→ **Information supplied**
::::::::::

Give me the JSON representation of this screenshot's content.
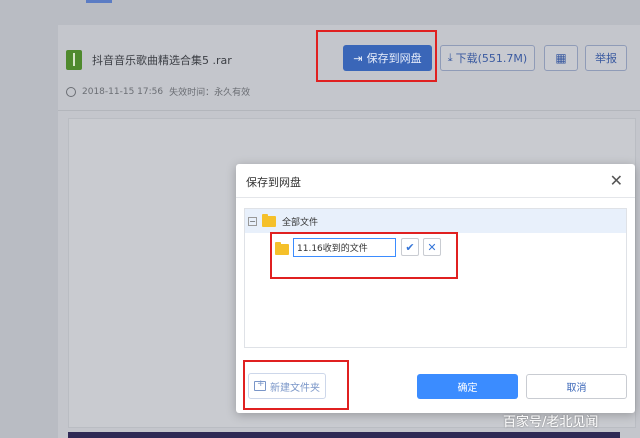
{
  "file": {
    "name": "抖音音乐歌曲精选合集5 .rar",
    "date": "2018-11-15 17:56",
    "expiry_label": "失效时间：",
    "expiry_value": "永久有效"
  },
  "toolbar": {
    "save_label": "保存到网盘",
    "download_label": "下载(551.7M)",
    "report_label": "举报"
  },
  "dialog": {
    "title": "保存到网盘",
    "tree_root": "全部文件",
    "new_folder_value": "11.16收到的文件",
    "new_folder_button": "新建文件夹",
    "confirm_label": "确定",
    "cancel_label": "取消"
  },
  "watermark": "百家号/老北见闻",
  "colors": {
    "primary": "#3b8cff",
    "highlight": "#e02020",
    "folder": "#f5c02a"
  }
}
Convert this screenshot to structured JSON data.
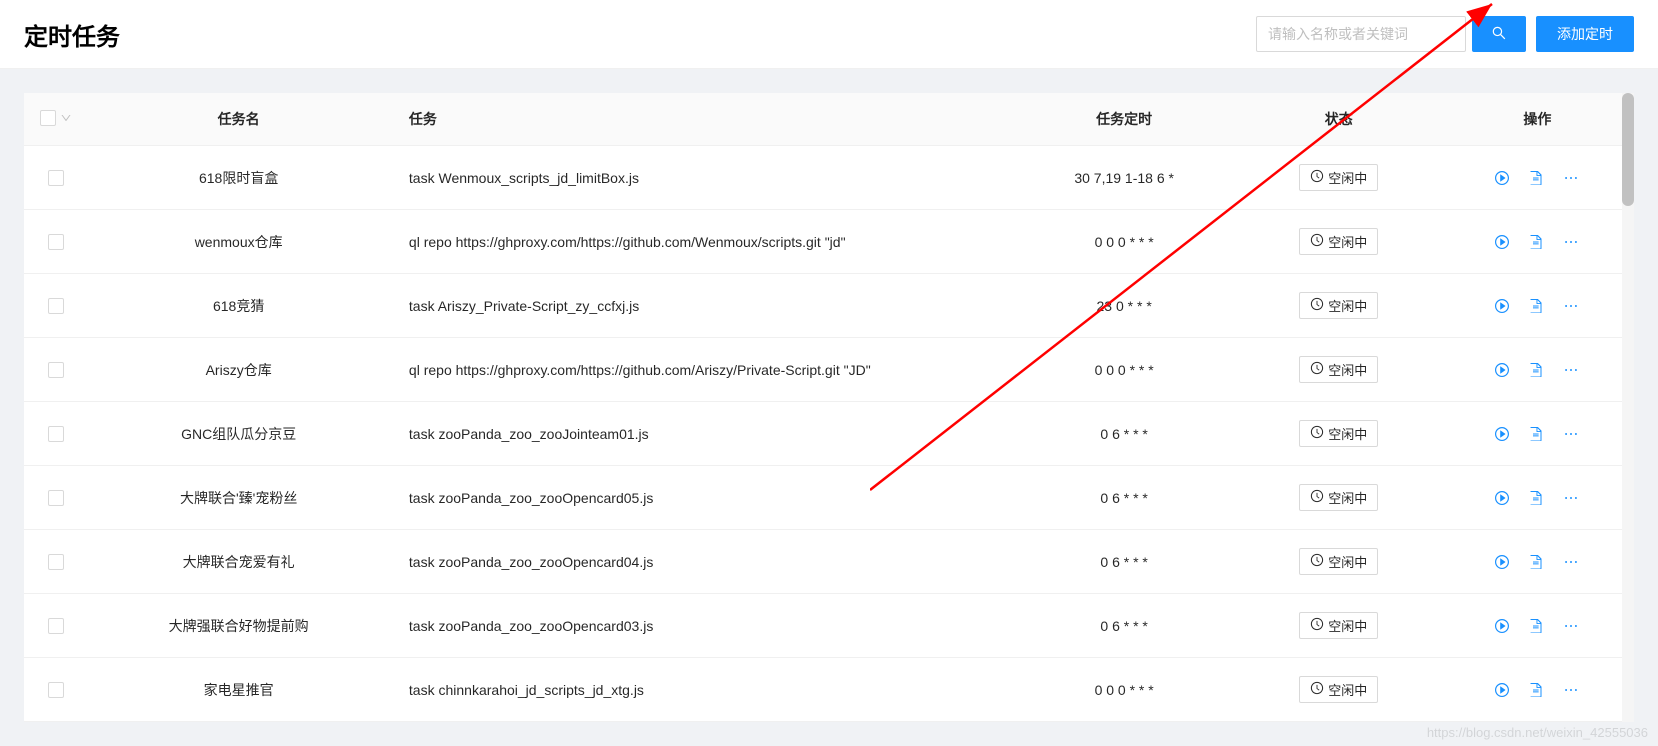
{
  "header": {
    "title": "定时任务",
    "search_placeholder": "请输入名称或者关键词",
    "add_button_label": "添加定时"
  },
  "table": {
    "columns": {
      "name": "任务名",
      "task": "任务",
      "cron": "任务定时",
      "status": "状态",
      "ops": "操作"
    },
    "status_idle": "空闲中",
    "rows": [
      {
        "name": "618限时盲盒",
        "task": "task Wenmoux_scripts_jd_limitBox.js",
        "cron": "30 7,19 1-18 6 *"
      },
      {
        "name": "wenmoux仓库",
        "task": "ql repo https://ghproxy.com/https://github.com/Wenmoux/scripts.git \"jd\"",
        "cron": "0 0 0 * * *"
      },
      {
        "name": "618竞猜",
        "task": "task Ariszy_Private-Script_zy_ccfxj.js",
        "cron": "23 0 * * *"
      },
      {
        "name": "Ariszy仓库",
        "task": "ql repo https://ghproxy.com/https://github.com/Ariszy/Private-Script.git \"JD\"",
        "cron": "0 0 0 * * *"
      },
      {
        "name": "GNC组队瓜分京豆",
        "task": "task zooPanda_zoo_zooJointeam01.js",
        "cron": "0 6 * * *"
      },
      {
        "name": "大牌联合'臻'宠粉丝",
        "task": "task zooPanda_zoo_zooOpencard05.js",
        "cron": "0 6 * * *"
      },
      {
        "name": "大牌联合宠爱有礼",
        "task": "task zooPanda_zoo_zooOpencard04.js",
        "cron": "0 6 * * *"
      },
      {
        "name": "大牌强联合好物提前购",
        "task": "task zooPanda_zoo_zooOpencard03.js",
        "cron": "0 6 * * *"
      },
      {
        "name": "家电星推官",
        "task": "task chinnkarahoi_jd_scripts_jd_xtg.js",
        "cron": "0 0 0 * * *"
      }
    ]
  },
  "watermark": "https://blog.csdn.net/weixin_42555036"
}
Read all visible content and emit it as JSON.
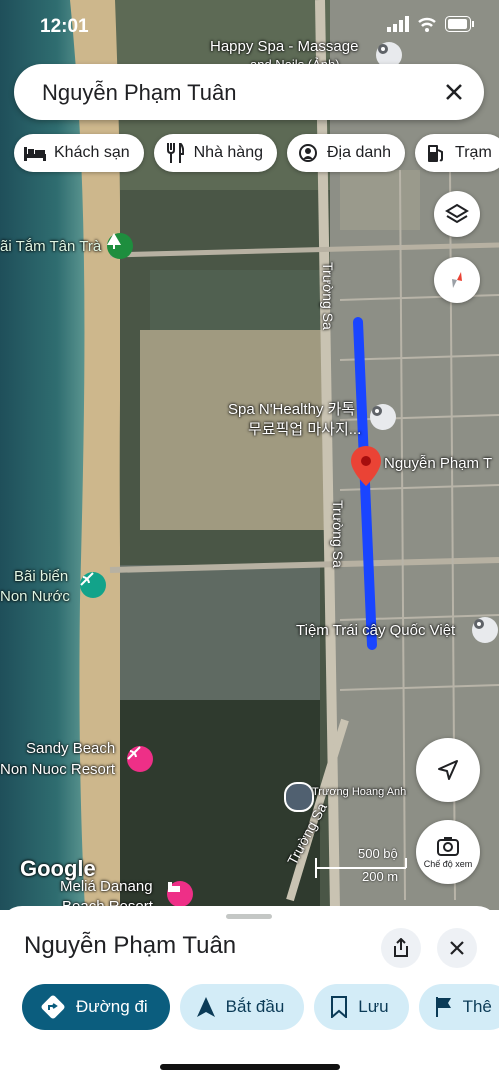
{
  "status": {
    "time": "12:01"
  },
  "search": {
    "query": "Nguyễn Phạm Tuân"
  },
  "chips": [
    {
      "label": "Khách sạn",
      "icon": "bed-icon"
    },
    {
      "label": "Nhà hàng",
      "icon": "fork-knife-icon"
    },
    {
      "label": "Địa danh",
      "icon": "landmark-icon"
    },
    {
      "label": "Trạm",
      "icon": "gas-station-icon"
    }
  ],
  "map": {
    "labels": {
      "happy_spa": "Happy Spa - Massage",
      "happy_spa_sub": "and Nails (Ảnh)",
      "tan_tra": "ãi Tắm Tân Trà",
      "truong_sa_1": "Trường Sa",
      "spa_healthy_1": "Spa N'Healthy 카톡",
      "spa_healthy_2": "무료픽업 마사지...",
      "nguyen_pham": "Nguyễn Phạm T",
      "truong_sa_2": "Trường Sa",
      "bai_bien_1": "Bãi biển",
      "bai_bien_2": "Non Nước",
      "tiem_trai_cay": "Tiệm Trái cây Quốc Việt",
      "sandy_1": "Sandy Beach",
      "sandy_2": "Non Nuoc Resort",
      "truong_hoang_anh": "Trương Hoang Anh",
      "truong_sa_3": "Trường Sa",
      "google": "Google",
      "melia_1": "Meliá Danang",
      "melia_2": "Beach Resort"
    },
    "scale": {
      "ft": "500 bộ",
      "m": "200 m"
    },
    "photo_mode_label": "Chế độ xem",
    "route_color": "#1a45ff",
    "pin_color": "#ea4335"
  },
  "sheet": {
    "title": "Nguyễn Phạm Tuân",
    "actions": [
      {
        "label": "Đường đi",
        "icon": "directions-icon"
      },
      {
        "label": "Bắt đầu",
        "icon": "navigation-arrow-icon"
      },
      {
        "label": "Lưu",
        "icon": "bookmark-icon"
      },
      {
        "label": "Thê",
        "icon": "flag-icon"
      }
    ]
  }
}
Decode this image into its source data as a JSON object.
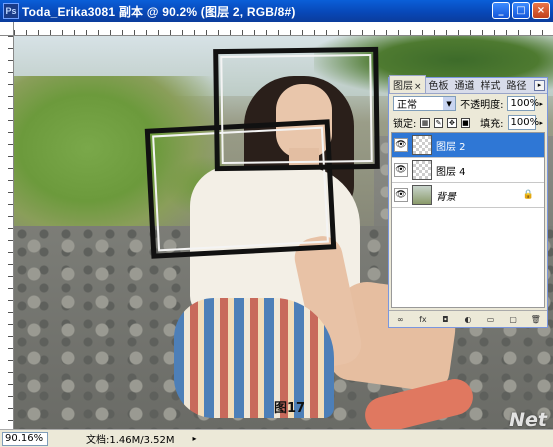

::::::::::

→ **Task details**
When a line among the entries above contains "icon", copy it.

→ **Task solution**
      "icon": "bed-icon"
      "icon": "fork-knife-icon"
      "icon": "landmark-icon"
      "icon": "gas-station-icon"
        "icon": "directions-icon"
        "icon": "navigation-arrow-icon"
        "icon": "bookmark-icon"
        "icon": "flag-icon"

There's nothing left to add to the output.